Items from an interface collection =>
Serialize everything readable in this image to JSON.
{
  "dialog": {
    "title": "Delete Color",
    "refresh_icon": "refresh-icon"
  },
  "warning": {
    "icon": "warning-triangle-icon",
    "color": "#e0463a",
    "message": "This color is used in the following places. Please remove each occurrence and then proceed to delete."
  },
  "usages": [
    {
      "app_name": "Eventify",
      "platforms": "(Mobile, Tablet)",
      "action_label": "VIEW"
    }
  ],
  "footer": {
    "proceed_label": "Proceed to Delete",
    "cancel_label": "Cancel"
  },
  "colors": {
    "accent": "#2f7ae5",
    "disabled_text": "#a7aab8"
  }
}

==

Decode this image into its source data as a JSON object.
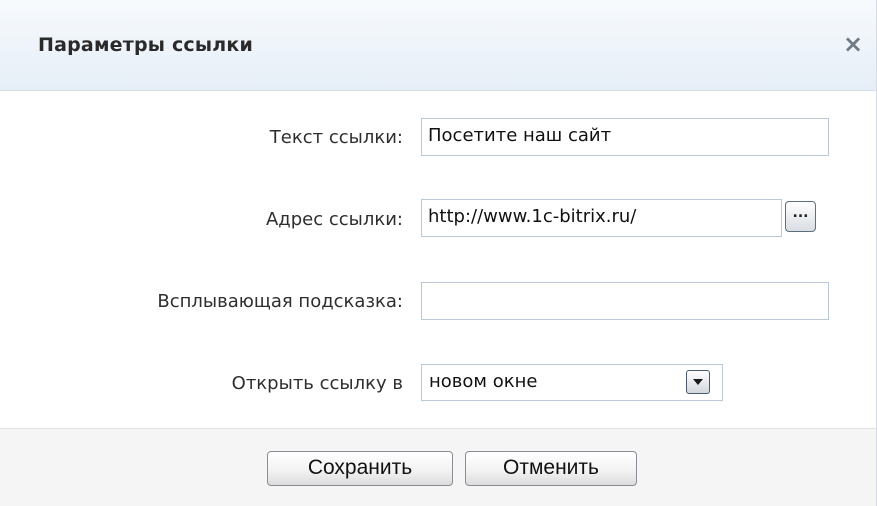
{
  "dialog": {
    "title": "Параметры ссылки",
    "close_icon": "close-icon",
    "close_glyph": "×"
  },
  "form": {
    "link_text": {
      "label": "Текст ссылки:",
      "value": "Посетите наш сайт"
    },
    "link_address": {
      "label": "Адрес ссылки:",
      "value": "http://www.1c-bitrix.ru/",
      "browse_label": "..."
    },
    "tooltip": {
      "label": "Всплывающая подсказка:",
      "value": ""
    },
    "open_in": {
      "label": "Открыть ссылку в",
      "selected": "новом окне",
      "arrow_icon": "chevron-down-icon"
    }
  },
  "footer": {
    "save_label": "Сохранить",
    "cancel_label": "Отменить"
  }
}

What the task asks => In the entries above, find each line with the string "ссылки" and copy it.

Finished task =>
    "title": "Параметры ссылки",
      "label": "Текст ссылки:",
      "label": "Адрес ссылки:",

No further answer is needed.